While I have shown in the drawings, to which I have made specific reference, only the preferred form of mounting the drying racks, in some instances it may be desirable to mount the said racks on pivots, centrally or otherwise located in the uprights; it being only necessary to so construct the apparatus that the racks are capable of being tilted from a horizontal position either upwardly or downwardly in order to make the clotheslines provided therein readily accessible.

While the invention has been illustrated and described in certain detail of embodiment for illustrative purposes, it is not intended that the invention be limited thereto but that modifications and changes in details of construction and arrangement of parts may be incorporated within the spirit and scope of the appended claim.

I claim:

In a clothes drier or the like, the combination of a frame member comprising a pair of spaced vertical upright support members, brace members and a base connected to said uprights to maintain said frame in vertical position, a plurality of pairs of removably independently pivotally mounted drying racks mounted between said upright members, said racks comprising rectangular frame members having spaced parallel rows of clothesline laced and secured therein, and independent latching means for each of said racks adapted to hold a rack independently of other racks in a plurality of predetermined position of elevation, said latching means including two' in-' dependently operable latch members for each rack, each of said latch members pivotally connected to an upright member and slidably connected to a said rack member so that said latches are in operative contact with said racks when said racks are elevated or folded, the pivots of said racks and latch members being disposed within the margins of said upright member and in vertical alignment with each other, whereby said racks and latches may be folded within the confines of said frame. V vJOHN S. THOMPSON;
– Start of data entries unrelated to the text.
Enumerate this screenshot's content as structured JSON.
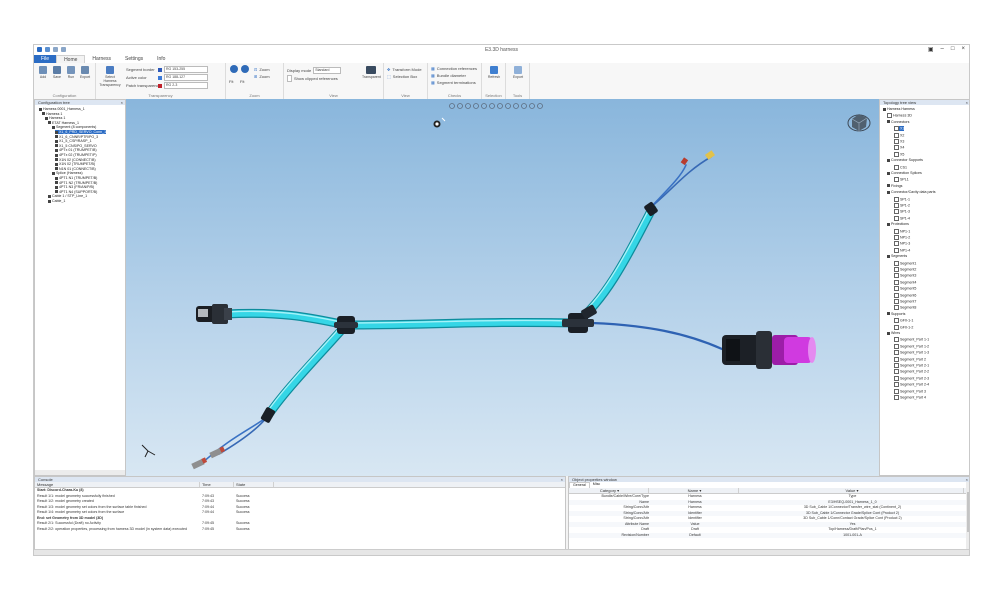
{
  "window": {
    "title": "E3.3D harness"
  },
  "ribbon": {
    "tabs": [
      "File",
      "Home",
      "Harness",
      "Settings",
      "Info"
    ],
    "active_tab": 0,
    "selected_tab": 1,
    "groups": [
      {
        "label": "Configuration",
        "buttons": [
          "Add",
          "Save",
          "Run",
          "Export"
        ]
      },
      {
        "label": "Transparency",
        "button": "Select Harness Transparency",
        "rows": [
          {
            "label": "Segment border",
            "color": "#2e59b8",
            "value": "RG 153-255"
          },
          {
            "label": "Active color",
            "color": "#3b7ad8",
            "value": "RG 188-127"
          },
          {
            "label": "Patch transparency",
            "color": "#c0202a",
            "value": "RG 2-3"
          }
        ]
      },
      {
        "label": "Zoom",
        "rows": [
          "Zoom",
          "Zoom",
          "Fit",
          "Fit"
        ]
      },
      {
        "label": "View",
        "rows": [
          "Display mode",
          "Show clipped references"
        ],
        "combo": "Standard",
        "button": "Transparent"
      },
      {
        "label": "View",
        "rows": [
          "Transform Mode",
          "Selection Box"
        ]
      },
      {
        "label": "Checks",
        "rows": [
          "Connection references",
          "Bundle diameter",
          "Segment terminations"
        ]
      },
      {
        "label": "Selection",
        "button": "Refresh"
      },
      {
        "label": "Tools",
        "button": "Export"
      }
    ]
  },
  "left_panel": {
    "title": "Configuration tree",
    "nodes": [
      "Harness 0001_Harness_1",
      "Harness 1",
      "Harness 1",
      "ETAT Harness_1",
      "Segment (8 components)",
      "X1_6_PRD_SERVO_Conn_1",
      "X1_6_CNNR/PTR/PO_3",
      "X1_5_CSP/RASP_1",
      "X1_5 CNS/PO_SERVO",
      "4PTx 01 (TRUMPET/B)",
      "4PTx 02 (TRUMPET/P)",
      "X1N 02 (CONNECT/B)",
      "X1N 02 (TRUMPET/B)",
      "N1N 01 (CONNECT/B)",
      "Splice (Harness)",
      "4PT1 N1 (TRUMPET/B)",
      "4PT1 N2 (TRUMPET/B)",
      "4PT1 N3 (FR/AN/P/B)",
      "4PT1 N4 (SUPPORT/B)",
      "Cable 1 / STP_Line_1",
      "Cable_1"
    ]
  },
  "right_panel": {
    "title": "Topology tree view",
    "nodes": [
      "Harness Harness",
      "Harness 3D",
      "Connectors",
      "X1",
      "X2",
      "X3",
      "X4",
      "X5",
      "Connector Supports",
      "CS1",
      "Connection Splices",
      "SPL1",
      "Fixings",
      "Connector/Cavity data parts",
      "SP1-1",
      "SP1-2",
      "SP1-3",
      "SP1-4",
      "Protections",
      "NP1-1",
      "NP1-2",
      "NP1-3",
      "NP1-4",
      "Segments",
      "Segment1",
      "Segment2",
      "Segment3",
      "Segment4",
      "Segment5",
      "Segment6",
      "Segment7",
      "Segment8",
      "Supports",
      "GF0-1-1",
      "GF0-1-2",
      "Wires",
      "Segment_Part 1-1",
      "Segment_Part 1-2",
      "Segment_Part 1-3",
      "Segment_Part 2",
      "Segment_Part 2-1",
      "Segment_Part 2-2",
      "Segment_Part 2-3",
      "Segment_Part 2-4",
      "Segment_Part 3",
      "Segment_Part 4"
    ]
  },
  "console": {
    "title": "Console",
    "columns": [
      "Message",
      "Time",
      "State"
    ],
    "rows": [
      {
        "bold": true,
        "message": "Start: Discord-Chara-Ku (8)",
        "time": "",
        "state": ""
      },
      {
        "bold": false,
        "message": "Result 1/1: model geometry successfully finished",
        "time": "7:09:43",
        "state": "Success"
      },
      {
        "bold": false,
        "message": "Result 1/2: model geometry created",
        "time": "7:09:43",
        "state": "Success"
      },
      {
        "bold": false,
        "message": "Result 1/3: model geometry set colors from the surface table finished",
        "time": "7:09:44",
        "state": "Success"
      },
      {
        "bold": false,
        "message": "Result 1/4: model geometry set colors from the surface",
        "time": "7:09:44",
        "state": "Success"
      },
      {
        "bold": true,
        "message": "End: set Geometry from 3D model (3D)",
        "time": "",
        "state": ""
      },
      {
        "bold": false,
        "message": "Result 2/1: Successful (Draft) no Activity",
        "time": "7:09:45",
        "state": "Success"
      },
      {
        "bold": false,
        "message": "Result 2/2: operation properties, processing from harness 3D model (in system data) executed",
        "time": "7:09:45",
        "state": "Success"
      }
    ]
  },
  "properties": {
    "title": "Object properties window",
    "tabs": [
      "General",
      "Misc"
    ],
    "columns": [
      "Category",
      "Name",
      "Value"
    ],
    "rows": [
      {
        "category": "Bundle/Cable/Wire/Core/Type",
        "name": "Harness",
        "value": "Type"
      },
      {
        "category": "Name",
        "name": "Harness",
        "value": "E3/HSEQ-0001_Harness_1_0"
      },
      {
        "category": "String/Conn/Attr",
        "name": "Harness",
        "value": "3D Sub_Cable 1/Connector/Transfer_wire_stat (Continent_2)"
      },
      {
        "category": "String/Conn/Attr",
        "name": "Identifier",
        "value": "3D Sub_Cable 1/Connector Grade/Splice Cont (Product 2)"
      },
      {
        "category": "String/Conn/Attr",
        "name": "Identifier",
        "value": "3D Sub_Cable 1/Conn/Contact Grade/Splice Cont (Product 2)"
      },
      {
        "category": "Attribute Name",
        "name": "Value",
        "value": "Yes"
      },
      {
        "category": "Draft",
        "name": "Draft",
        "value": "Top/Harness/Draft/Plan/Pos_1"
      },
      {
        "category": "Revision/Number",
        "name": "Default",
        "value": "1001-001-A"
      }
    ]
  }
}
Referenced by
Citing PatentFiling datePublication dateApplicantTitle
US2424711 *Dec 1, 1944Jul 29, 1947Sanders Leonard TDrying rack
US2675926 *Feb 12, 1949Apr 20, 1954Reflectone CorpCostumer
US2782983 *Feb 15, 1954Feb 26, 1957Howard Cyphers JamesMailbox signal
US3309049 *Apr 19, 1965Mar 14, 1967Panel Corp QStand for projection screen
US3738451 *May 4, 1972Jun 12, 1973Kirkpatrick JPortable work support assembly
US7941936 *May 24, 2007May 17, 2011Ingenious Designs LlcGarment drying apparatus
US8413824 *Oct 4, 2010Apr 9, 2013Albert Louis CabassaVertically-oriented folding wire caddy
US8590716 *Apr 14, 2010Nov 26, 2013Mohammad Kazem BehjatDrying rack with wrap-around cover
US20080289210 *May 24, 2007Nov 27, 2008Ingenious Designs, LlcGarment drying apparatus
US20090152224 *Dec 15, 2007Jun 18, 2009Ming-Hung HsiehPlate Carrying Apparatus
US20110121529 *May 26, 2011Albert Louis CabassaVertically-Oriented Folding Wire Caddy
US20110253651 *Apr 14, 2010Oct 20, 2011Mohammad Kazem BehjatDrying rack with wrap-around cover
USD637369Jun 16, 2010May 3, 2011Ingenious Designs, LlcGarment drying apparatus
USD644383Jun 16, 2010Aug 30, 2011Ingenious Designs, LlcGarment drying apparatus
EP0481915A1 *Sep 9, 1991Apr 22, 1992Metaltex SaCollapsable clothes-drying rack
EP1375729A2 *May 7, 2003Jan 2, 2004Westermann KGStand, especially clothes drying stand
U.S. Classification211/170
International ClassificationD06F57/00, D06F57/08
Cooperative ClassificationD06F57/08
European ClassificationD06F57/08